Owner’s Title Insurance fee. Cost of owner’s title insurance to protect you, as an owner, against title claims that could arise against the property. You typically have the option of selecting either the standard policy or enhanced policy. Our title policy a comparison chart outlines the major differences between coverages. The cost is determined by the purchase price.
Lender’s Title Insurance fee. Cost of lender’s title insurance policy to protect the lender against title claims that could arise against the property. The cost is dependent upon the loan amount.
Fees that are paid to the state and local government of the jurisdiction in which the property is located to record your deed and mortgage and transfer the property:
Recording fees. Fees charged to record your deed and mortgage. Said fees vary depending on the jurisdiction in which the property is located. Recording fees are also charged to record any releases for any current/prior mortgages found against the property, to record any Powers of Attorney used by any party to the transaction at the time of settlement, etc.
Transfer/recordation taxes. Fees charged by the state/local government to transfer title to the property.
Fees that are paid to third parties for inspections, surveys, etc.:
Termite inspection. Fee paid to inspect the property for any termite or other bug damage.
Survey. Fee paid to have a location survey done of the property to ensure there are no boundary line issues.
Condo/HOA Dues. If the property is in a condominium association or homeowner’s association, dues are typically required to be paid for the upcoming month. For example, if you purchase the property in August, the dues for September will typically be required to be collected at the time of settlement.
Condo/HOA transfer fees. The condominium or homeowner’s association management company may charge a fee to transfer the property account from the seller to the new purchaser.
Charges that have been or will be paid by one party to the transaction that are reimbursed by the other party to the transaction.
Tax prorations. Property taxes are prorated between buyer and seller depending on when the last tax bill was paid and when the next bill is due.

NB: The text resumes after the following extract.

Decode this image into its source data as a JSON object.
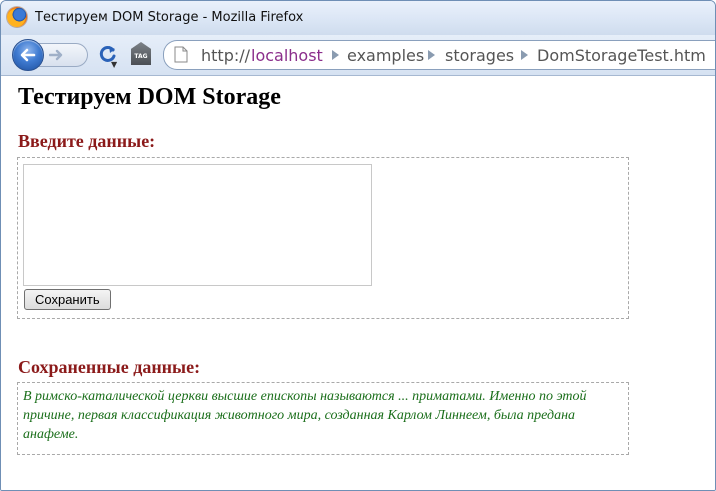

Tax prorations are dependent on the jurisdiction in which the property is located, as each jurisdiction has different tax due dates and tax periods.
Condo/HOA dues. Any condominium or homeowner’s association dues are prorated between buyer and seller based on the last month paid. For example, if you are settling on August 15th, and the seller has already paid the August dues, the buyer would reimburse the seller for the dues already paid from August 15th through the 31st for the time the buyer will own the property.
All of these fees can be overwhelming; however, all of these closing costs will be disclosed to you by your lender in your Good Faith Estimate (GFE).
In addition, if you want to get ahead of the game before you even submit your first offer, you can always calculate your own total closing costs by using Federal Title’s brand new mobile app CloseIt!
The app allows you to input different loan products, property locations, purchase prices and much more to produce a detailed picture of cash to close and what your proposed monthly mortgage payments would be. And best of all, the app is free!